Exciting New Research on Focusing
by Leslie Ellis
In 2019, Siebrecht Vanhooren of KU University Leuven was the first recipient of the Gendlin Grant, funded by your donations
By making a regular daily practice of checking in with your bodily felt sense of the various life situations you encounter allowing this felt sense to guide your decisions, you are more likely to experience satisfaction with life and less likely to experience distress and existential anxiety. Such are the conclusions supported by a recent study that surveyed 385 Dutch-speaking participants about their experience with Focusing.
The study (Vanhooren, Grosemans & Breynaert, 2021) is the first publication among several being conducted by a research group focused on meaning and existence in the context of clinical and existential psychology. The group, led by Dr. Siebrecht Vanhooren (pictured), is based at KU Leuven, the top research university in Belgium. The study received funding from The International Focusing Institute through the Gendlin Grant administered by The Eugene T. Gendlin Center for Research in Experiential Philosophy and Psychology.
This cross-sectional study begins with this statement: “Making sense of our existence is one of the most demanding aspects of being human. Studies have shown that meaning is robustly associated with well-being and mental health.” Vanhooren was able to support his main hypotheses that to the degree that one adopts a Focusing attitude (defined as the practice of contacting one’s felt sense), one would experience greater life satisfaction and less distress and existential anxiety. The researchers also successfully predicted that this collection of positive effects is partially mediated by the experience of meaning. What surprised Vanhooren was that while the Focusing attitude alone strongly affected all three outcome variables, the mediating effect of meaning in life was not as strong as expected.
Of all the Focusing variables considered, (Focusing training, partnership, frequency, perceived impact on one’s life and Focusing attitude) it was the Focusing attitude that had the strongest positive associations with life satisfaction and the strongest negative associations with distress and existential anxiety. The study also supported the suggestion that Focusing can be learned via training, and that Focusing partnership needs further study as, surprisingly, this was the one variable negatively related to life satisfaction.
The other surprise for Vanhooren was the large effect size between Focusing frequency and the perceived impact of Focusing on one’s life. He speculated that Focusing might be a self-motivating process saying, “Once you are aware of the impact Focusing has on your life, it could stimulate you to do more of it.” He said this has implications for how Focusing training is conducted. “We are trying to find ways to help people focus more frequently, even in small ways, and also to become more aware of the impact it has in their daily lives.”

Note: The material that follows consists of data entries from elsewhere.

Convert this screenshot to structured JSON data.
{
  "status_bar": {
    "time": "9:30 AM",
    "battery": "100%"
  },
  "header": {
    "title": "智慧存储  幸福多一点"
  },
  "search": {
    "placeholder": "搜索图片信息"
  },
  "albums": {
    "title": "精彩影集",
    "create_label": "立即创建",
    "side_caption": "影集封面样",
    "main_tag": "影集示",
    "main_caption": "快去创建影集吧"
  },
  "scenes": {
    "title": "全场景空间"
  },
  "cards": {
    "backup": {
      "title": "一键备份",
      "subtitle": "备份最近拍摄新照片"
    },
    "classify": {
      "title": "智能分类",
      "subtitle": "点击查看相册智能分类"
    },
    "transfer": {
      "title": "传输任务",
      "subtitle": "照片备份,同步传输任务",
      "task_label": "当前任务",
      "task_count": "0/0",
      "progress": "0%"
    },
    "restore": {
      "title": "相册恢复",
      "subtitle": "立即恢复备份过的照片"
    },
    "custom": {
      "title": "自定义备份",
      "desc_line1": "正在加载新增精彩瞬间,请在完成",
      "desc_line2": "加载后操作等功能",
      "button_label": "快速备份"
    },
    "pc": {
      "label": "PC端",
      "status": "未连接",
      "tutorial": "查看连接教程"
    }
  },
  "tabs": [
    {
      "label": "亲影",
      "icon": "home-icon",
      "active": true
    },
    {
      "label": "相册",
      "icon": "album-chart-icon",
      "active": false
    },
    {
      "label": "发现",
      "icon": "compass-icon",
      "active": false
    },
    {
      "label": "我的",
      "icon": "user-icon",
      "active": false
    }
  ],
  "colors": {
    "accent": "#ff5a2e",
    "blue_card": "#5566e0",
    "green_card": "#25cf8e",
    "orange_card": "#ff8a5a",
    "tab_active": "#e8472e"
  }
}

This study is the first of several underway in Vanhooren’s lab. Other research projects in various stages of progress include:

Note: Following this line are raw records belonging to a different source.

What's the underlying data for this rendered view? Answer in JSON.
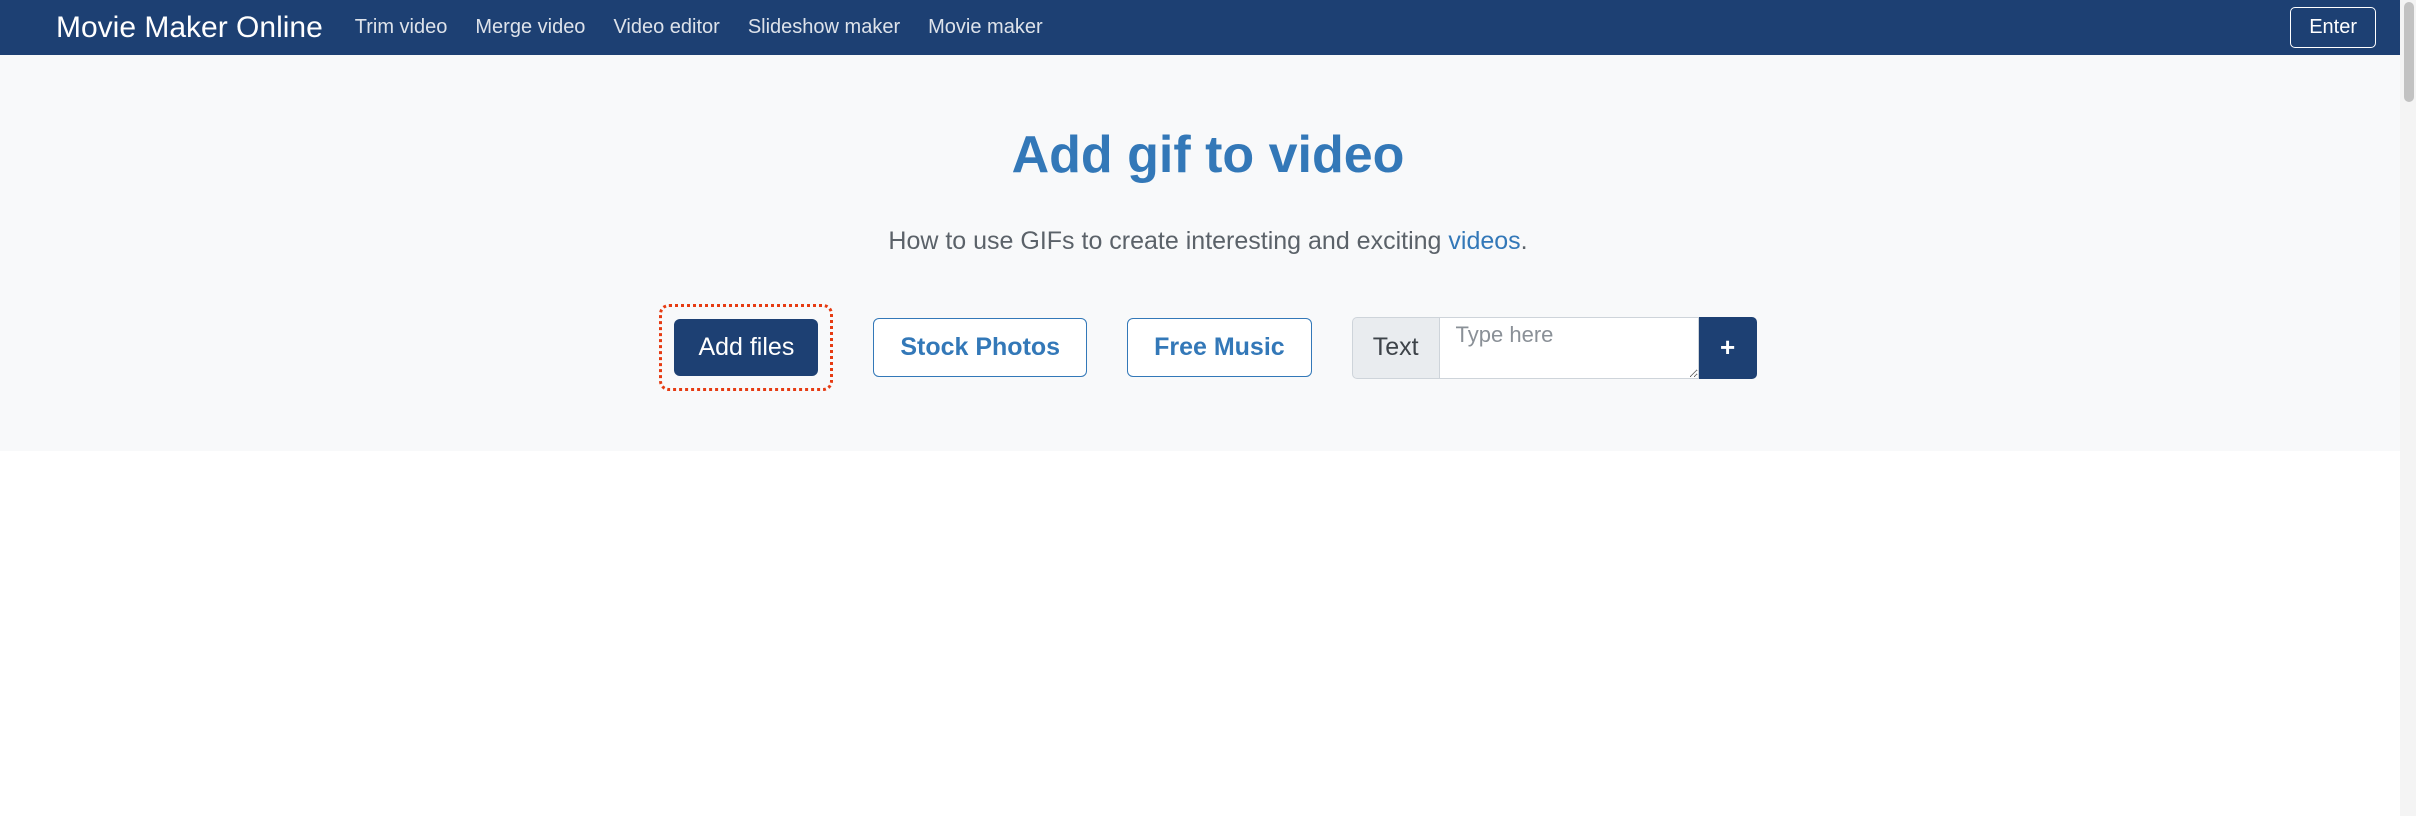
{
  "nav": {
    "brand": "Movie Maker Online",
    "links": {
      "trim": "Trim video",
      "merge": "Merge video",
      "editor": "Video editor",
      "slideshow": "Slideshow maker",
      "movie": "Movie maker"
    },
    "enter": "Enter"
  },
  "hero": {
    "title": "Add gif to video",
    "subtitle_prefix": "How to use GIFs to create interesting and exciting ",
    "subtitle_link": "videos",
    "subtitle_suffix": "."
  },
  "controls": {
    "add_files": "Add files",
    "stock_photos": "Stock Photos",
    "free_music": "Free Music",
    "text_label": "Text",
    "text_placeholder": "Type here",
    "plus": "+"
  }
}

• a pilot study with 77 participants on Focusing, meaning in life, existential concerns and depression
• a MOOC (massive open online course) study on Focusing, meaning in life, existential concerns and depression
• a mixed-method study on experiential-existential group therapy with cancer patients • a longitudinal study on the effect of Focusing training on life satisfaction, meaning in life, existential concerns and mental distress

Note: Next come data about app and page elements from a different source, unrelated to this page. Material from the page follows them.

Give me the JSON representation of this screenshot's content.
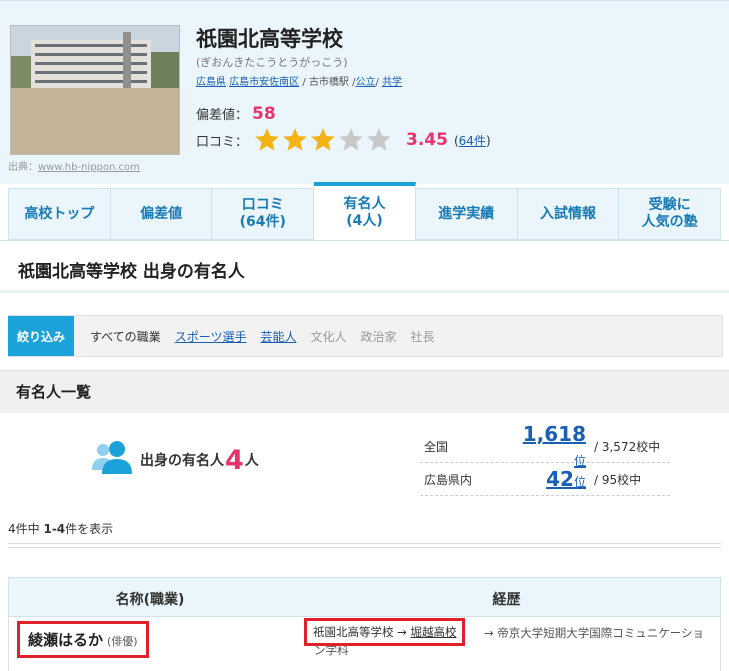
{
  "school": {
    "name": "祇園北高等学校",
    "reading": "(ぎおんきたこうとうがっこう)",
    "prefecture": "広島県",
    "district": "広島市安佐南区",
    "station": "古市橋駅",
    "type1": "公立",
    "type2": "共学",
    "photo_credit_prefix": "出典：",
    "photo_credit_link": "www.hb-nippon.com"
  },
  "hensachi": {
    "label": "偏差値：",
    "value": "58"
  },
  "review": {
    "label": "口コミ：",
    "rating": 3.45,
    "score": "3.45",
    "count_link": "64件",
    "stars_total": 5
  },
  "tabs": [
    {
      "label": "高校トップ"
    },
    {
      "label": "偏差値"
    },
    {
      "label": "口コミ\n(64件)"
    },
    {
      "label": "有名人\n(4人)"
    },
    {
      "label": "進学実績"
    },
    {
      "label": "入試情報"
    },
    {
      "label": "受験に\n人気の塾"
    }
  ],
  "page_title": "祇園北高等学校 出身の有名人",
  "filter": {
    "button": "絞り込み",
    "all": "すべての職業",
    "items": [
      {
        "label": "スポーツ選手",
        "link": true
      },
      {
        "label": "芸能人",
        "link": true
      },
      {
        "label": "文化人",
        "link": false
      },
      {
        "label": "政治家",
        "link": false
      },
      {
        "label": "社長",
        "link": false
      }
    ]
  },
  "section_title": "有名人一覧",
  "count": {
    "label": "出身の有名人",
    "value": "4",
    "unit": "人"
  },
  "ranking": [
    {
      "area": "全国",
      "rank": "1,618",
      "unit": "位",
      "total": "/ 3,572校中"
    },
    {
      "area": "広島県内",
      "rank": "42",
      "unit": "位",
      "total": "/ 95校中"
    }
  ],
  "showing": {
    "prefix": "4",
    "mid": "件中 ",
    "range": "1-4",
    "suffix": "件を表示"
  },
  "table": {
    "col_name": "名称(職業)",
    "col_career": "経歴",
    "rows": [
      {
        "name": "綾瀬はるか",
        "job": "(俳優)",
        "career_school": "祇園北高等学校",
        "arrow": "→",
        "career_link": "堀越高校",
        "career_rest": "→ 帝京大学短期大学国際コミュニケーション学科"
      }
    ]
  },
  "colors": {
    "accent": "#1ba3d9",
    "pink": "#e8336d",
    "link": "#1a5fb4",
    "highlight": "#e0202a"
  }
}
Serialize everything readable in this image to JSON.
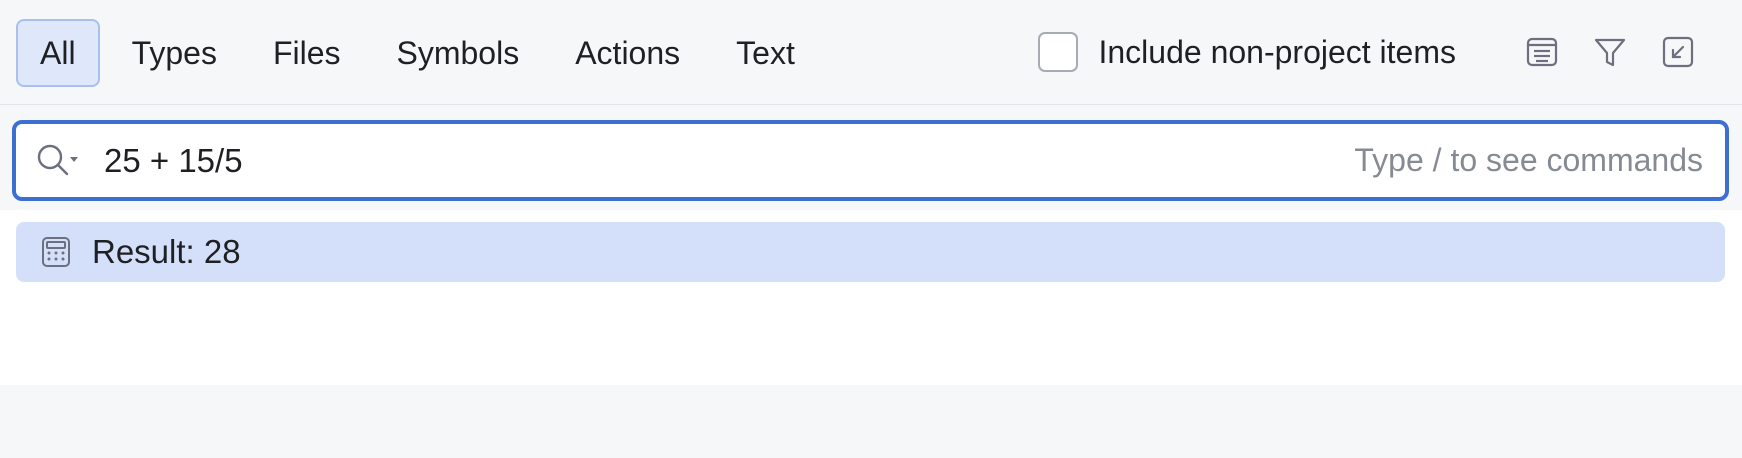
{
  "tabs": [
    {
      "label": "All",
      "active": true
    },
    {
      "label": "Types"
    },
    {
      "label": "Files"
    },
    {
      "label": "Symbols"
    },
    {
      "label": "Actions"
    },
    {
      "label": "Text"
    }
  ],
  "options": {
    "include_non_project_label": "Include non-project items",
    "include_non_project_checked": false,
    "icons": [
      "preview-icon",
      "filter-icon",
      "collapse-icon"
    ]
  },
  "search": {
    "value": "25 + 15/5",
    "hint": "Type / to see commands",
    "icon": "search-icon"
  },
  "results": [
    {
      "icon": "calculator-icon",
      "text": "Result: 28",
      "selected": true
    }
  ],
  "colors": {
    "accent": "#3d6fd3",
    "selection": "#d4e0fa",
    "active_tab_bg": "#dfe8fb"
  }
}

When asked what the overall mission of his research is, Vanhooren said, “We in the person-centered, Focusing-oriented and existential therapies have a big role to play now and in the future, especially around helping with the existential concerns of people.” This meaningful area, made more relevant as the entire world wrestles with the experience of a global pandemic, is one that these approaches have been shown to be most helpful with. “We can help people get to their core issues more quickly, and to help those suffering from death anxiety and a sense of meaninglessness.”
One of the biggest takeaways is that adopting a Focusing attitude in everyday life has many beneficial effects, in particular around the biggest questions – those of life and death, and existential meaning. Vanhooren suggests we might adopt a deliberate practice of checking in with ourselves as part of our daily routine and encourage our patients to do the same. This simple act may have far-reaching and profoundly helpful effects.
This research was made possible by your generous donations to the Gendlin Research Center. Please help us to continue to support this kind of valuable work.
Vanhooren, S., Grosemans, A., & Breynaert, J. (Accepted, May 2021). Focusing, felt sense, and meaning in life. Person-centered & Experiential Psychotherapies.